▶ [What is expected]: Leaving out all pictures, return the records word for word.

▶ [Provided data]:
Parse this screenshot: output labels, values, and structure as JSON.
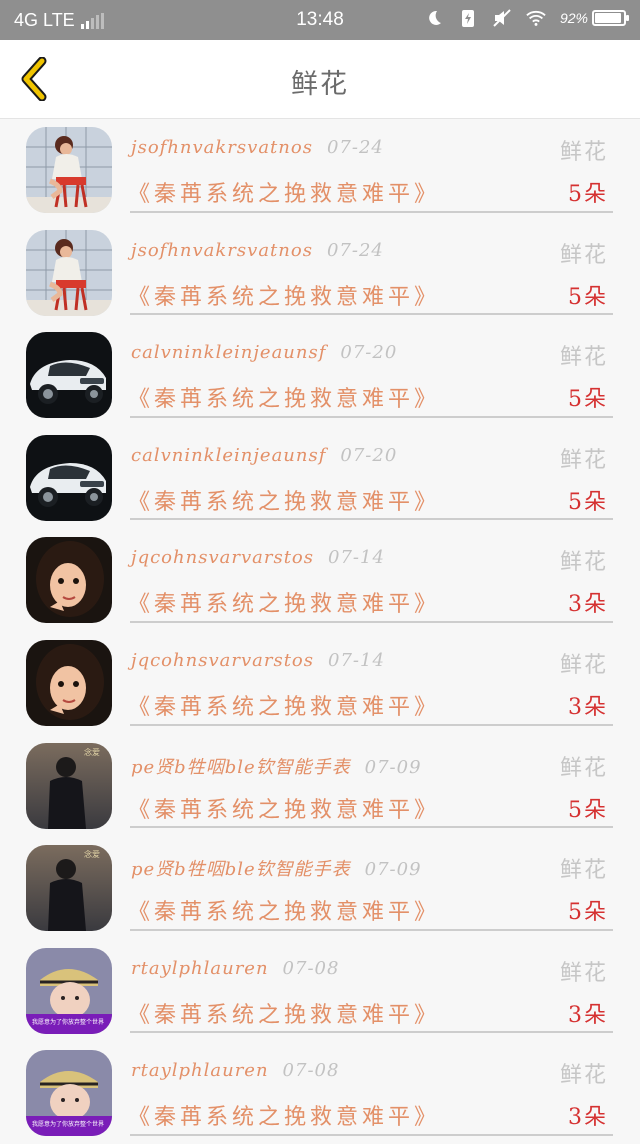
{
  "status_bar": {
    "network": "4G LTE",
    "time": "13:48",
    "battery": "92%",
    "battery_level": 0.92
  },
  "header": {
    "title": "鲜花",
    "back_icon": "chevron-left-icon",
    "accent": "#f0c400"
  },
  "colors": {
    "name_text": "#e39068",
    "date_text": "#c2c2c2",
    "count_text": "#d53131",
    "type_text": "#c6c6c6"
  },
  "items": [
    {
      "name": "jsofhnvakrsvatnos",
      "date": "07-24",
      "type": "鲜花",
      "book": "《秦苒系统之挽救意难平》",
      "count": "5朵",
      "avatar": "pinup"
    },
    {
      "name": "jsofhnvakrsvatnos",
      "date": "07-24",
      "type": "鲜花",
      "book": "《秦苒系统之挽救意难平》",
      "count": "5朵",
      "avatar": "pinup"
    },
    {
      "name": "calvninkleinjeaunsf",
      "date": "07-20",
      "type": "鲜花",
      "book": "《秦苒系统之挽救意难平》",
      "count": "5朵",
      "avatar": "car"
    },
    {
      "name": "calvninkleinjeaunsf",
      "date": "07-20",
      "type": "鲜花",
      "book": "《秦苒系统之挽救意难平》",
      "count": "5朵",
      "avatar": "car"
    },
    {
      "name": "jqcohnsvarvarstos",
      "date": "07-14",
      "type": "鲜花",
      "book": "《秦苒系统之挽救意难平》",
      "count": "3朵",
      "avatar": "girl"
    },
    {
      "name": "jqcohnsvarvarstos",
      "date": "07-14",
      "type": "鲜花",
      "book": "《秦苒系统之挽救意难平》",
      "count": "3朵",
      "avatar": "girl"
    },
    {
      "name": "pe贤b牲咽ble钦智能手表",
      "date": "07-09",
      "type": "鲜花",
      "book": "《秦苒系统之挽救意难平》",
      "count": "5朵",
      "avatar": "man"
    },
    {
      "name": "pe贤b牲咽ble钦智能手表",
      "date": "07-09",
      "type": "鲜花",
      "book": "《秦苒系统之挽救意难平》",
      "count": "5朵",
      "avatar": "man"
    },
    {
      "name": "rtaylphlauren",
      "date": "07-08",
      "type": "鲜花",
      "book": "《秦苒系统之挽救意难平》",
      "count": "3朵",
      "avatar": "cap"
    },
    {
      "name": "rtaylphlauren",
      "date": "07-08",
      "type": "鲜花",
      "book": "《秦苒系统之挽救意难平》",
      "count": "3朵",
      "avatar": "cap"
    }
  ]
}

▶ [Response area]:
Parse this screenshot: output labels, values, and structure as JSON.
{
  "status_bar": {
    "network": "4G LTE",
    "time": "13:48",
    "battery": "92%",
    "battery_level": 0.92
  },
  "header": {
    "title": "鲜花",
    "back_icon": "chevron-left-icon",
    "accent": "#f0c400"
  },
  "colors": {
    "name_text": "#e39068",
    "date_text": "#c2c2c2",
    "count_text": "#d53131",
    "type_text": "#c6c6c6"
  },
  "items": [
    {
      "name": "jsofhnvakrsvatnos",
      "date": "07-24",
      "type": "鲜花",
      "book": "《秦苒系统之挽救意难平》",
      "count": "5朵",
      "avatar": "pinup"
    },
    {
      "name": "jsofhnvakrsvatnos",
      "date": "07-24",
      "type": "鲜花",
      "book": "《秦苒系统之挽救意难平》",
      "count": "5朵",
      "avatar": "pinup"
    },
    {
      "name": "calvninkleinjeaunsf",
      "date": "07-20",
      "type": "鲜花",
      "book": "《秦苒系统之挽救意难平》",
      "count": "5朵",
      "avatar": "car"
    },
    {
      "name": "calvninkleinjeaunsf",
      "date": "07-20",
      "type": "鲜花",
      "book": "《秦苒系统之挽救意难平》",
      "count": "5朵",
      "avatar": "car"
    },
    {
      "name": "jqcohnsvarvarstos",
      "date": "07-14",
      "type": "鲜花",
      "book": "《秦苒系统之挽救意难平》",
      "count": "3朵",
      "avatar": "girl"
    },
    {
      "name": "jqcohnsvarvarstos",
      "date": "07-14",
      "type": "鲜花",
      "book": "《秦苒系统之挽救意难平》",
      "count": "3朵",
      "avatar": "girl"
    },
    {
      "name": "pe贤b牲咽ble钦智能手表",
      "date": "07-09",
      "type": "鲜花",
      "book": "《秦苒系统之挽救意难平》",
      "count": "5朵",
      "avatar": "man"
    },
    {
      "name": "pe贤b牲咽ble钦智能手表",
      "date": "07-09",
      "type": "鲜花",
      "book": "《秦苒系统之挽救意难平》",
      "count": "5朵",
      "avatar": "man"
    },
    {
      "name": "rtaylphlauren",
      "date": "07-08",
      "type": "鲜花",
      "book": "《秦苒系统之挽救意难平》",
      "count": "3朵",
      "avatar": "cap"
    },
    {
      "name": "rtaylphlauren",
      "date": "07-08",
      "type": "鲜花",
      "book": "《秦苒系统之挽救意难平》",
      "count": "3朵",
      "avatar": "cap"
    }
  ]
}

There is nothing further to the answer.